One study has followed the London marathon for 23 years. Over that time, there were seven cardiac deaths and five survived heart attacks during the race. The study found that the risk of death in the London marathon was one in 67,414 — “a risk which is comparable to many daily activities.”
Boston — the world’s oldest marathon –has just two recorded deaths in its 113-year history.
Intense Exercise for too long can damage your heart particularly if you have a genetic predisposition, low potassium levels, dehydration and you have had a previous attack. The message is Exercise is good but don’t go overboard!
A group of conditions known as — athlete’s heart.- These heart problems are appearing with alarming frequency among master athletes who are pushing their bodies harder than ever to keep them healthy and strong into their senior years.
James Fixx, the famous American journalist-turned-fitness guru, dropped dead while out on a seven-kilometre run. Couch potatoes around the world sat up and said “See? That’s what happens when you exercise!” Well hear the story- He was overweight, a smoker with elevated cholesterol levels. He had experienced several cardiac warning symptoms which he chose to ignore. He also had a strong family history of heart disease. Autopsy showed- Fixx had severe coronary artery disease with major blockages in all three arteries. In reality, his very high level of fitness had given him an extra decade of life.

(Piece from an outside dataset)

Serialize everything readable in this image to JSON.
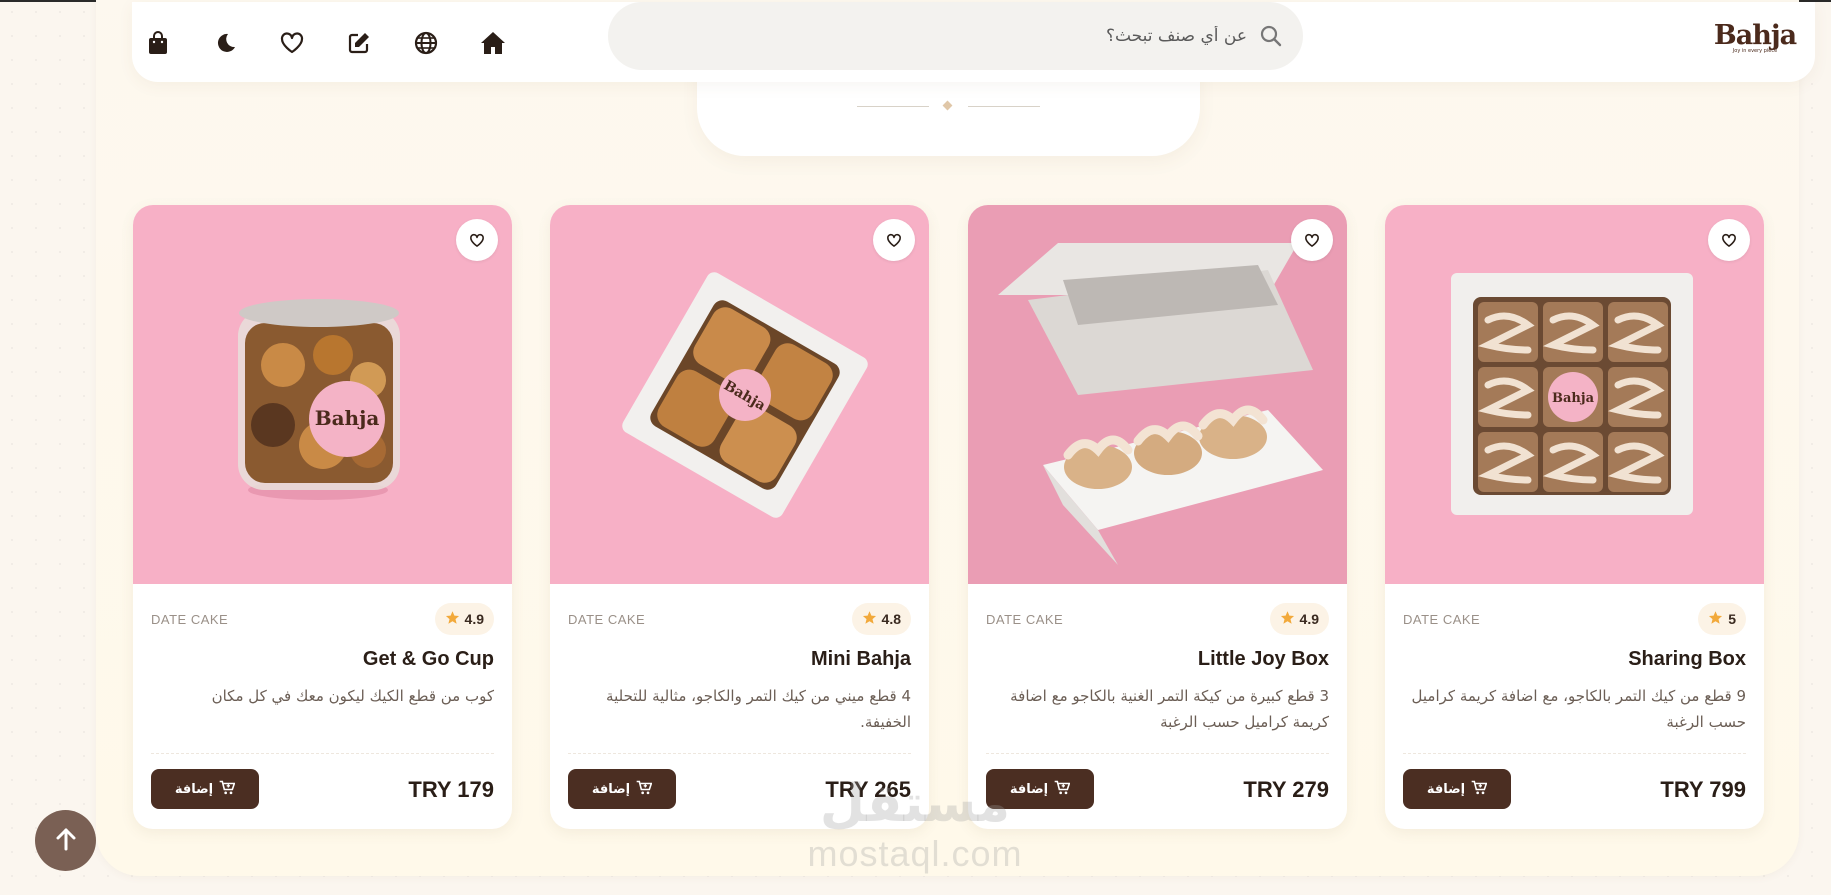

Your heart needs work — not rest! — Even After a heart attack?
Each day, your heart beats around 100,000 times.
Exercise has a favourable effect on heart function. It’s also important to dispel the idea that the heart needs is rest. In majority of clinically stable patients after a heart attack, findings suggest that early exercise may well be the key to the best post-heart attack outcomes. They are over 30% less likely to experience a further heart attack, stroke or death. For every additional bout of physical activity a person regularly got each week, his risk of heart attack dropped by about 45%.

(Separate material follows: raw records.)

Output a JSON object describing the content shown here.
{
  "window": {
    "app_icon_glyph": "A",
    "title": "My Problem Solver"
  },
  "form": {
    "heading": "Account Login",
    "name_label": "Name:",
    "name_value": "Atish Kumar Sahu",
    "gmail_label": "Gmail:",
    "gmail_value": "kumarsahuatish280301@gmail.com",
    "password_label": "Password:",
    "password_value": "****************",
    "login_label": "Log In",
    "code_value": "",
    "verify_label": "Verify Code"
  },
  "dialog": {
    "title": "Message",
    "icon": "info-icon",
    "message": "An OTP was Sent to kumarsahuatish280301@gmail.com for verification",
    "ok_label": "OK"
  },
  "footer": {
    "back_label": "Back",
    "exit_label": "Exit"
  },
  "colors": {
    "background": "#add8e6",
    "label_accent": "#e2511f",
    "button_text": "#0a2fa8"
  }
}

How much is good for an adult to exercise every day
Aerobic activity. Get at least 150 minutes of moderate aerobic activity or 75 minutes of vigorous aerobic activity a week, or a combination of moderate and vigorous activity- to reach 70% of your max heart rate. A brisk walk can burn up to 500 calories per hour.
High intensity interval training is only for those without any previous cardiac event, without any family history of cardiac events, without any risk factors for cardiac event and be a non-smoker! Have a qualified trainer. Stick to protocol. Don’t persist with prolonged intense training!
Strength training. At least twice a week. Single set of exercises using a weight or resistance level heavy enough to tire your muscles after about 12 to 15 repetitions.
As a general goal, aim for at least 30 minutes of moderate physical activity every day. There is no magic. You don’t have to work out for hours each day! Workout smart!